On one occasion when the Virgin Mary hadn't come with the Baby Jesus for some time, Conchita was heard to say: "But how long has it been since she's come with the baby... And he hasn't put on any weight, nothing... It's exactly what even if it was... Where has it been? When the baby isn't coming, where is it, in heaven or in some crib?" The maternal presence of "Our Mother" and the presence of the Child Jesus, invited the girls to deal with them with a simplicity and confidence that we, although older, must imitate. At Christmas, when we contemplate God made a baby for us, we are given the opportunity not only to remember God's great love, but also to become children again in the sense of spiritual childhood, that is, to do in virtue what one child does by nature, which is: above all, trust and abandonment; the daily exercise of being "small". Today, anyone who enters the church of the Nativity of Jesus in Bethlehem realizes that the portal that used to be five and a half meters high, through which emperors and caliphs entered the building, has been largely covered over, leaving only an entrance one and a half meters high. This was probably done with the intention of better protecting the church against possible assaults, but above all to prevent people from entering the house of God on horseback.

Anyone who wants to enter the place where Jesus was born must bow down. This contains a deeper truth, by which we want to allow ourselves to be touched on this holy night: if we want to encounter God manifested as a child, then we must get off the horse of our "enlightened" reason, our pride, our vanity of arrogance.
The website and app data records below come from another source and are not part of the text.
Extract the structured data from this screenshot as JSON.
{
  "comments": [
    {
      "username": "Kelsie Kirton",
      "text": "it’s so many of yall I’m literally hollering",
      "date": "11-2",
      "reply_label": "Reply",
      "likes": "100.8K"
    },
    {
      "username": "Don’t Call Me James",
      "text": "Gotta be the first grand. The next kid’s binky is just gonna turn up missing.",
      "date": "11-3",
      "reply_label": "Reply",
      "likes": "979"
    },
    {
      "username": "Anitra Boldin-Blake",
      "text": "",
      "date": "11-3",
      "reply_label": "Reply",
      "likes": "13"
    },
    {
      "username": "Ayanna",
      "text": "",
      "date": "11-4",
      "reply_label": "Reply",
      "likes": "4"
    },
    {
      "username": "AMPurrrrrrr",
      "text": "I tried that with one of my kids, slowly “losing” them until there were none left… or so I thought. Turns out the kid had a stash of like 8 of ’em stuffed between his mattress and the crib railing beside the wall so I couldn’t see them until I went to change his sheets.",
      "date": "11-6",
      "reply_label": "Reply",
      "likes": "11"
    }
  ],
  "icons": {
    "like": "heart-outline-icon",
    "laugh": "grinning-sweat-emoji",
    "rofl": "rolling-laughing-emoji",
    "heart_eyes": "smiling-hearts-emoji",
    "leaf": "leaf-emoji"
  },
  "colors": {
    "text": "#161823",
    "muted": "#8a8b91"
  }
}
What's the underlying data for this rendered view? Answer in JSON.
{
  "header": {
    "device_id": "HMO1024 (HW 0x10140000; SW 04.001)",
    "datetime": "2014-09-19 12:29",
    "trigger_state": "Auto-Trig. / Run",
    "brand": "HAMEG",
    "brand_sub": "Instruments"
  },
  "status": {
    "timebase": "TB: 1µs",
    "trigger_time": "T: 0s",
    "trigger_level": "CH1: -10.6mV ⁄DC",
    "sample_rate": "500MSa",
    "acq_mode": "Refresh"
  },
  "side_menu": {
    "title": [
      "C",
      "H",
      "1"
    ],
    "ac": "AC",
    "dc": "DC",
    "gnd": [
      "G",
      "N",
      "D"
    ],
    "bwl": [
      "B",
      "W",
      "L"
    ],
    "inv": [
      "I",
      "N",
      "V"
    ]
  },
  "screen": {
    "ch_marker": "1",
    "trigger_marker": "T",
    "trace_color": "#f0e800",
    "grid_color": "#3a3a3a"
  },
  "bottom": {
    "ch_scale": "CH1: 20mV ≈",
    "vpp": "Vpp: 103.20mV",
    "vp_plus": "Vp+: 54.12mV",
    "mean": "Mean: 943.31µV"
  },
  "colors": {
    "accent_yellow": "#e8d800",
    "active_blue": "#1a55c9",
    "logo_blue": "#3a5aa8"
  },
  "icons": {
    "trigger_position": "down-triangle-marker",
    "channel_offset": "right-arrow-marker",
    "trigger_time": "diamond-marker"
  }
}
We must lay down our false certainties, our intellectual pride, which prevents us from perceiving the closeness of God. We must follow the interior path of Saint Francis: the path towards that extreme exterior and interior simplicity that makes the heart able to see. We must bow down, walk spiritually, so to speak on foot, so that we can enter through the portal of faith and encounter the God who is different from our prejudices and our opinions: the God who hides in the humility of a newborn child. Let us thus celebrate the liturgy of this Holy Night, giving up focusing on what is material, measurable and tangible. Let us allow ourselves to be made simple by that God who manifests himself to the heart that has become simple.

And at this time, let us pray also and above all for all those who are forced to live Christmas in poverty, in suffering, in the condition of emigrants, asking that the goodness of God in its splendor be manifested to them, that it touch us all, them and to us, that goodness that God wanted, with the birth of his Son in the stable, to bring to the world.

Conchita tells us: "As we liked to make parties for Baby Jesus, we picked up stones. I put them in our braids, Loli, in her sleeves and Jacinta gave them to Him, but he didn't take them, but he smiled a lot.

Mari Cruz said- to him: "I, if you want, will give him sweets that were brought to me and, if you come with me, I will give them to you". doubt, the best gift is our heart, a clean, pure and open heart.

And then, are we going to live Garabandal?

May the Good God, through the immaculate hands of Our Mother, bless you all!

With affection, prayers and my priestly blessing,

Father Viana

Garabandal Apostolate

December 2022